State Awaits Ruling on the `King-Maker Rule'

by Deborah Povich
Executive Director
Common Cause/Maryland

When my colleague in Virginia argues for campaign and lobbying reforms, legislators there dismiss the need with, "This isn't Maryland, you know."
Actually, we are way ahead of Virginia in the areas of election and ethics laws, but vigilance is needed to protect our fledgling reforms.
Since 1991, Maryland lobbyists have been prohibited from serving as chairs or treasurers of political committees, and from soliciting and transmitting contributions to candidates for legislative offices. Just this year the General Assembly extended that prohibition to candidates for state-wide offices.
Almost six years after the original law took effect, a suit was filed in Federal Court that alleges a lobbyist's First Amendment rights are violated by this prohibition. The party suing, Maryland Right to Life, claims their registered lobbyists must choose between their right of free speech and their right of association.
Often campaign finance issues are fought on the front pages of the newspaper, with changes enacted only after scandals are brought to the public's attention. But this issue is being battled out in court. The decision could reverse, or affirm, reforms passed by the Maryland General Assembly that prohibit lobbyists from bank-rolling state candidates' campaigns.

A Sordid History

Maryland has a long and sordid record of mixing money with politics. In an effort to change the state's reputation, some legislative leaders have made a concerted effort to move the funding of campaigns from the wealthy and well-connected to a broader base of small donors. These leaders recognize that campaigns that rely on funding by a few allow those few to have a disproportionate impact on the state's agenda.

Money Equals "Speech"

In the 1990 election, an overwhelming majority of legislators received campaign funds from Maryland's highest paid lobbyist. Because state law sets an aggregate limit on the amount of money one individual can give to all candidates ($2,500 per election at the time; now up to $10,000 in a four-year cycle), much of the money was funneled through political action committees (PACs) controlled by that lobbyist. By bundling other people's money, this lobbyist, and others, amassed an enormous amount of power and influence. In 1989, a full 18 months before the election, a Common Cause/Maryland study revealed 116 of the 188 members of the legislature had received campaign contributions from PACs controlled by one lobbyist, Bruce Bereano.
After the election, the President of the Senate, Mike Miller and then-Speaker of the House Clay Mitchell proposed several campaign reforms which included setting the first-ever limits on PAC contributions in Maryland, and prohibiting lobbyists from fund-raising for General Assembly candidates. These proposals had been recommended by an election law commission in 1987 but met with legislative failure for years. It took the spectacle of witnessing a lobbyist-as-king-maker to produce the momentum needed to remove lobbyists from exercising undue influence in election funding.
With the support of the legislative leadership, lobbyists' role in fund-raising changed.
Protections were put into the law that allow registered lobbyists to fully participate in elections by making their own contributions. (Money is considered "speech" in politics and thus is constitutionally protected.)
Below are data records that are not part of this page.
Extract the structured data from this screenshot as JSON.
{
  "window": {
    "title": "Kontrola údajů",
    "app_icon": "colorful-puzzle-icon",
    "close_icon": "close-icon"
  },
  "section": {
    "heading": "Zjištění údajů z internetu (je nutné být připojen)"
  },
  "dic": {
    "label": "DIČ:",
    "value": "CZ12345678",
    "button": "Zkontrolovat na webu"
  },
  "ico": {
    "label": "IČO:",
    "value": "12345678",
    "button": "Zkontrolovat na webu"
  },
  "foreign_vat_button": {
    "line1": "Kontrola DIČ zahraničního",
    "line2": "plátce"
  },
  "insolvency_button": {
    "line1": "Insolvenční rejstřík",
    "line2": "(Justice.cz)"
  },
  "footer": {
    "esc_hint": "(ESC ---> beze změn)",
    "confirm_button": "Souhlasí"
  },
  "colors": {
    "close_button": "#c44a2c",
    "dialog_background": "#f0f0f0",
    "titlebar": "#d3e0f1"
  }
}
Reining In Influence

In the case now pending in Federal Court, the state argued in defense of Maryland's law, noting that the law is narrowly tailored to serve a compelling interest-preventing corruption and the appearance of corruption. That's the issue in a nutshell. The Supreme Court has allowed limits on constitutional rights if they target a specific compelling interest in preventing corruption and the appearance of corruption.
It is no surprise that the plaintiffs asked to suppress documents about Mr. Bereano's criminal conviction for illegally billing clients for what were in fact campaign contributions. A criminal conviction makes a strong case for corruption. At the hearing the judge said that since the lobbyist's conviction occurred in the same circuit where the case was being heard, the Court could take note of the conviction.
Obvious conflicts arise when the very people paid to influence legislation are the ones making decisions about where a PAC will invest its money. When lobbyists control the purse strings of PACs, their influence increases. The potential for quid pro quo abounds.
We lobbyists are regulated in many ways. Despite our private sector status, our salaries are public information. So are our gifts to elected officials. They should be. The public has a right to a government free of the undue influence of money. Though this is not the government we have now, Common Cause and reform-minded legislators are taking steps to make it a reality. A court decision reversing the important reforms Maryland has enacted would be a move in the wrong direction.
The consequences of a campaign funding system that favors special interests are public cynicism and distrust of government. Limiting a registered lobbyist to "only" making $10,000 in political contributions in a four-year cycle, without being able to bundle other people's money, is a small price to pay for a little trust. If the state doesn't win this case, the public will lose.

Copyright © 2003 The Baltimore Chronicle and The Sentinel. All rights reserved. We invite your comments, criticisms and suggestions.

Republication or redistribution of Baltimore Chronicle and Sentinel content is expressly prohibited without their prior written consent.

This story was published on August 6, 1997.